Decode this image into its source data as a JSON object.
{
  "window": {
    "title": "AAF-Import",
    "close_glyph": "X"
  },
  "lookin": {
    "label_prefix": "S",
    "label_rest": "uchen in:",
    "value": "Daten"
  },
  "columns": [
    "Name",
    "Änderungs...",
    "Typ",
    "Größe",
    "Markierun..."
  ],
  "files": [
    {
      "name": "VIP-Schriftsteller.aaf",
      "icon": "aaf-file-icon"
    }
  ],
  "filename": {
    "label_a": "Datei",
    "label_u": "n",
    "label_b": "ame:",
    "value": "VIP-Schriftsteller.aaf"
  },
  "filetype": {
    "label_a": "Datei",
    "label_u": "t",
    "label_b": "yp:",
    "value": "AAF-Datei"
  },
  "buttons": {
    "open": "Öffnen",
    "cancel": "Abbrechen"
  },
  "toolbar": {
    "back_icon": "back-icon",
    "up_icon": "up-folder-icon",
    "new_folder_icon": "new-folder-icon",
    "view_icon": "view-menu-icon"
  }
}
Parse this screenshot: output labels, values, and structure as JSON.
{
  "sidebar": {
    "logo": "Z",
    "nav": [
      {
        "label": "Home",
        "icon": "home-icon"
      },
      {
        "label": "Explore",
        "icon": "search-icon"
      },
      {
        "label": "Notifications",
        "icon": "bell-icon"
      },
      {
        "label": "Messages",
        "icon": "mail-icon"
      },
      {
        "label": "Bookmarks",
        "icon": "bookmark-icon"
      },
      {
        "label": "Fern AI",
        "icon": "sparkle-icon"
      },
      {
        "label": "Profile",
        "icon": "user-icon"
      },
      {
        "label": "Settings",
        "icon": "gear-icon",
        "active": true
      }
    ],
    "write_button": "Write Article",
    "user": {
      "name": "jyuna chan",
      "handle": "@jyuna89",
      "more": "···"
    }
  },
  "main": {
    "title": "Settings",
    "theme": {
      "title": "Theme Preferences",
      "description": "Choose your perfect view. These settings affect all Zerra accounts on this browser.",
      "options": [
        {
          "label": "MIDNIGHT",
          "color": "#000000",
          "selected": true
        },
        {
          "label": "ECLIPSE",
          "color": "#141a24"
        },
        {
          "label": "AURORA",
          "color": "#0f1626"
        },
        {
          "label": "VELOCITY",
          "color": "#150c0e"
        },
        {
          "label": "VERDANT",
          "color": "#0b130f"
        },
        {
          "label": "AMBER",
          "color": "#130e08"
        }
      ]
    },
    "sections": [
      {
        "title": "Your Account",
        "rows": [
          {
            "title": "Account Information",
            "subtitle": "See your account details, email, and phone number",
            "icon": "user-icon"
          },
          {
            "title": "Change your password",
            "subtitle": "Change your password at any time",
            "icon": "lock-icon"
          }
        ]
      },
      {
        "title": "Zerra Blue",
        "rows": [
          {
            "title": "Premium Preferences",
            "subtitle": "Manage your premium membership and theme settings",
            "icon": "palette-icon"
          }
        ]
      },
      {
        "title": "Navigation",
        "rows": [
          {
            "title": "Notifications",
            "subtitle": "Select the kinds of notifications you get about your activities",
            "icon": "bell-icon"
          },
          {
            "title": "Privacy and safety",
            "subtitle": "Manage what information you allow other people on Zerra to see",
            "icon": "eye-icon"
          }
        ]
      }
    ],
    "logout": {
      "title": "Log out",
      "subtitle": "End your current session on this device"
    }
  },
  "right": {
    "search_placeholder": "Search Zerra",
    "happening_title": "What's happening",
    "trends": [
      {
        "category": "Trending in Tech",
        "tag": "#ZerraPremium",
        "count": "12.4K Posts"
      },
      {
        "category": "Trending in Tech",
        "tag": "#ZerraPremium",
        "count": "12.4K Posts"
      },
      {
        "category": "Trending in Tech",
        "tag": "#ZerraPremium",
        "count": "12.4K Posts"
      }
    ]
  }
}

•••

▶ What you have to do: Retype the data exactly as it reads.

▶ Exercise solution:
Decode this image into its source data as a JSON object.
{
  "window": {
    "title": "AAF-Import",
    "close_glyph": "X"
  },
  "lookin": {
    "label_prefix": "S",
    "label_rest": "uchen in:",
    "value": "Daten"
  },
  "columns": [
    "Name",
    "Änderungs...",
    "Typ",
    "Größe",
    "Markierun..."
  ],
  "files": [
    {
      "name": "VIP-Schriftsteller.aaf",
      "icon": "aaf-file-icon"
    }
  ],
  "filename": {
    "label_a": "Datei",
    "label_u": "n",
    "label_b": "ame:",
    "value": "VIP-Schriftsteller.aaf"
  },
  "filetype": {
    "label_a": "Datei",
    "label_u": "t",
    "label_b": "yp:",
    "value": "AAF-Datei"
  },
  "buttons": {
    "open": "Öffnen",
    "cancel": "Abbrechen"
  },
  "toolbar": {
    "back_icon": "back-icon",
    "up_icon": "up-folder-icon",
    "new_folder_icon": "new-folder-icon",
    "view_icon": "view-menu-icon"
  }
}
Parse this screenshot: output labels, values, and structure as JSON.
{
  "sidebar": {
    "logo": "Z",
    "nav": [
      {
        "label": "Home",
        "icon": "home-icon"
      },
      {
        "label": "Explore",
        "icon": "search-icon"
      },
      {
        "label": "Notifications",
        "icon": "bell-icon"
      },
      {
        "label": "Messages",
        "icon": "mail-icon"
      },
      {
        "label": "Bookmarks",
        "icon": "bookmark-icon"
      },
      {
        "label": "Fern AI",
        "icon": "sparkle-icon"
      },
      {
        "label": "Profile",
        "icon": "user-icon"
      },
      {
        "label": "Settings",
        "icon": "gear-icon",
        "active": true
      }
    ],
    "write_button": "Write Article",
    "user": {
      "name": "jyuna chan",
      "handle": "@jyuna89",
      "more": "···"
    }
  },
  "main": {
    "title": "Settings",
    "theme": {
      "title": "Theme Preferences",
      "description": "Choose your perfect view. These settings affect all Zerra accounts on this browser.",
      "options": [
        {
          "label": "MIDNIGHT",
          "color": "#000000",
          "selected": true
        },
        {
          "label": "ECLIPSE",
          "color": "#141a24"
        },
        {
          "label": "AURORA",
          "color": "#0f1626"
        },
        {
          "label": "VELOCITY",
          "color": "#150c0e"
        },
        {
          "label": "VERDANT",
          "color": "#0b130f"
        },
        {
          "label": "AMBER",
          "color": "#130e08"
        }
      ]
    },
    "sections": [
      {
        "title": "Your Account",
        "rows": [
          {
            "title": "Account Information",
            "subtitle": "See your account details, email, and phone number",
            "icon": "user-icon"
          },
          {
            "title": "Change your password",
            "subtitle": "Change your password at any time",
            "icon": "lock-icon"
          }
        ]
      },
      {
        "title": "Zerra Blue",
        "rows": [
          {
            "title": "Premium Preferences",
            "subtitle": "Manage your premium membership and theme settings",
            "icon": "palette-icon"
          }
        ]
      },
      {
        "title": "Navigation",
        "rows": [
          {
            "title": "Notifications",
            "subtitle": "Select the kinds of notifications you get about your activities",
            "icon": "bell-icon"
          },
          {
            "title": "Privacy and safety",
            "subtitle": "Manage what information you allow other people on Zerra to see",
            "icon": "eye-icon"
          }
        ]
      }
    ],
    "logout": {
      "title": "Log out",
      "subtitle": "End your current session on this device"
    }
  },
  "right": {
    "search_placeholder": "Search Zerra",
    "happening_title": "What's happening",
    "trends": [
      {
        "category": "Trending in Tech",
        "tag": "#ZerraPremium",
        "count": "12.4K Posts"
      },
      {
        "category": "Trending in Tech",
        "tag": "#ZerraPremium",
        "count": "12.4K Posts"
      },
      {
        "category": "Trending in Tech",
        "tag": "#ZerraPremium",
        "count": "12.4K Posts"
      }
    ]
  }
}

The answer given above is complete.